::: Source material :::

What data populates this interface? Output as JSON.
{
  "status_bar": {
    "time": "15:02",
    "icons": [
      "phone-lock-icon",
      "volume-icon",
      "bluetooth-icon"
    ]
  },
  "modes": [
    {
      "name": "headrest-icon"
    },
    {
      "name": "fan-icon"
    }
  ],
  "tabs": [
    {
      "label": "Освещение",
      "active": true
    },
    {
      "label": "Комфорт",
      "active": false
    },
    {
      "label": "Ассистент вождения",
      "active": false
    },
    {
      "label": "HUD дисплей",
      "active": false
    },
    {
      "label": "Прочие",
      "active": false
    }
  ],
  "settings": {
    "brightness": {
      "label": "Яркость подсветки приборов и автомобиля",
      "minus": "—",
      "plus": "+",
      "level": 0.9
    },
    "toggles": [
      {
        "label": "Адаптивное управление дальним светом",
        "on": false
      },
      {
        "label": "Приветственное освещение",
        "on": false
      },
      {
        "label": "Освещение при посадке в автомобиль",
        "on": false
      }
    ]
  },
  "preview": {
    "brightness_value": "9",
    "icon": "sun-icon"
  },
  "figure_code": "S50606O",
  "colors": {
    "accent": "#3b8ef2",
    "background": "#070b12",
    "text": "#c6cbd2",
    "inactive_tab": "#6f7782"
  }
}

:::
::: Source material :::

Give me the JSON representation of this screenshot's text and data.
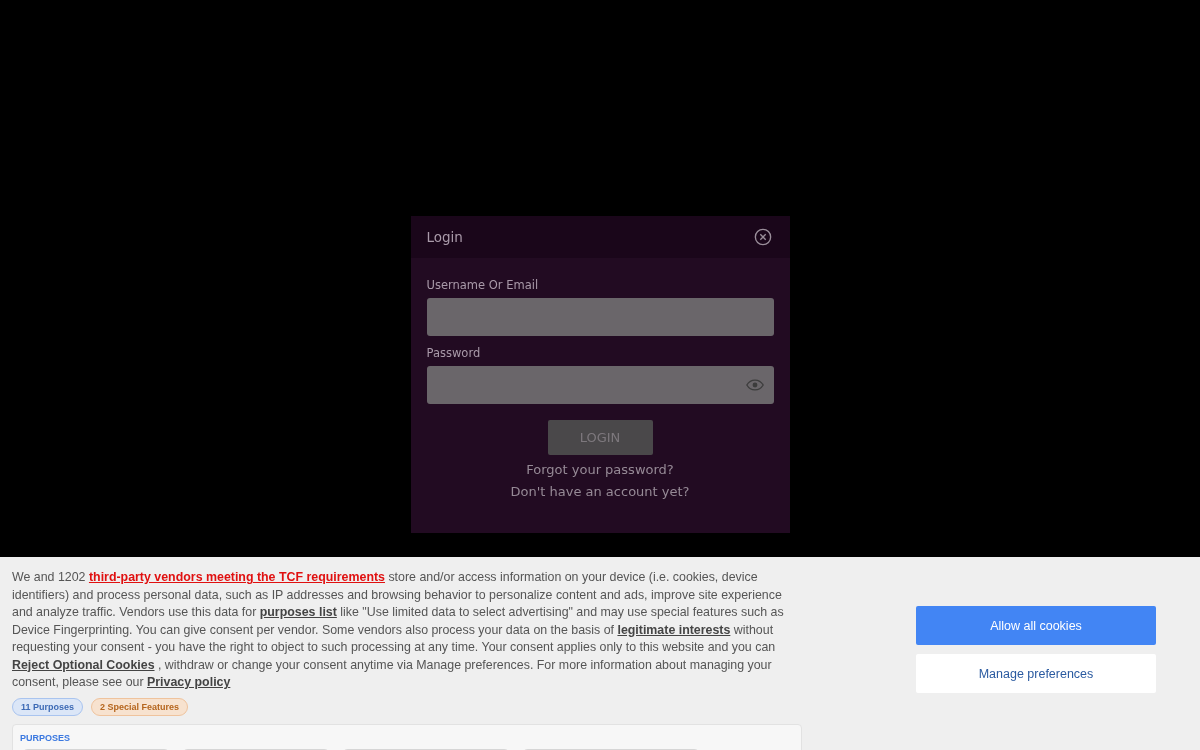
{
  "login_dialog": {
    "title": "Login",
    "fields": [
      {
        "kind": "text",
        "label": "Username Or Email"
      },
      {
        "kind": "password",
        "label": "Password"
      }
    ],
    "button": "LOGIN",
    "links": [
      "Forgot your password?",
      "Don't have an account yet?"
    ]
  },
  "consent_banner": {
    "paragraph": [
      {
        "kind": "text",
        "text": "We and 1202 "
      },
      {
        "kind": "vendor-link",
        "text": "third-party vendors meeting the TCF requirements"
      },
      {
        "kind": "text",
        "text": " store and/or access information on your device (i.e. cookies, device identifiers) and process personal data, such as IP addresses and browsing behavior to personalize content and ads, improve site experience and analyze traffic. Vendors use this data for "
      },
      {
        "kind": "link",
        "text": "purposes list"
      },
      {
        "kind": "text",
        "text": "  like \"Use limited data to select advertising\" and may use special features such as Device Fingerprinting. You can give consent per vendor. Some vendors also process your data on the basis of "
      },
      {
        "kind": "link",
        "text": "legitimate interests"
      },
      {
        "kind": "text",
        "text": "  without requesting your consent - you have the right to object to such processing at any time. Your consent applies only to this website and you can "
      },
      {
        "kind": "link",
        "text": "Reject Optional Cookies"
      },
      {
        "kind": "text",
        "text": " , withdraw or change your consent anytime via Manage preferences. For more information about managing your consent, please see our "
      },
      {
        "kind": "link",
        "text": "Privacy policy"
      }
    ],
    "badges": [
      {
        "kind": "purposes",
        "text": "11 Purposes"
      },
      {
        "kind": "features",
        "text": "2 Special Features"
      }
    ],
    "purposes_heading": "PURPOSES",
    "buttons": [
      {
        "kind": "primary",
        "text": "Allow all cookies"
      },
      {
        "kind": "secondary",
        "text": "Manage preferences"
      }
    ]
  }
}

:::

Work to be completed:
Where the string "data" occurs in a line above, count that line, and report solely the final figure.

Result:
4